Dataset rows describing interfaces:
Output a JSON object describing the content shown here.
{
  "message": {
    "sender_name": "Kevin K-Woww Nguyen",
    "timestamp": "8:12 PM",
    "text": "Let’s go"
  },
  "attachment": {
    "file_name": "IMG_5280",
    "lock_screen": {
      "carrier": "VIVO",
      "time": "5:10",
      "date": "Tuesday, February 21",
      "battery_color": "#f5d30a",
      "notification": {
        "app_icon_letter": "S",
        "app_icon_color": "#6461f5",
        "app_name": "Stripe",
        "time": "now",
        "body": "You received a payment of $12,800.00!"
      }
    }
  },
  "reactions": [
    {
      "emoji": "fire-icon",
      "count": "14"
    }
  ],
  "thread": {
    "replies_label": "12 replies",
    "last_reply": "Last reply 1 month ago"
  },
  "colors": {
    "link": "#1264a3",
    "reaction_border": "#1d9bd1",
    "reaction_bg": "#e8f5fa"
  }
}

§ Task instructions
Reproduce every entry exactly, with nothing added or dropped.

§ Task answer
Output a JSON object describing the content shown here.
{
  "message": {
    "sender_name": "Kevin K-Woww Nguyen",
    "timestamp": "8:12 PM",
    "text": "Let’s go"
  },
  "attachment": {
    "file_name": "IMG_5280",
    "lock_screen": {
      "carrier": "VIVO",
      "time": "5:10",
      "date": "Tuesday, February 21",
      "battery_color": "#f5d30a",
      "notification": {
        "app_icon_letter": "S",
        "app_icon_color": "#6461f5",
        "app_name": "Stripe",
        "time": "now",
        "body": "You received a payment of $12,800.00!"
      }
    }
  },
  "reactions": [
    {
      "emoji": "fire-icon",
      "count": "14"
    }
  ],
  "thread": {
    "replies_label": "12 replies",
    "last_reply": "Last reply 1 month ago"
  },
  "colors": {
    "link": "#1264a3",
    "reaction_border": "#1d9bd1",
    "reaction_bg": "#e8f5fa"
  }
}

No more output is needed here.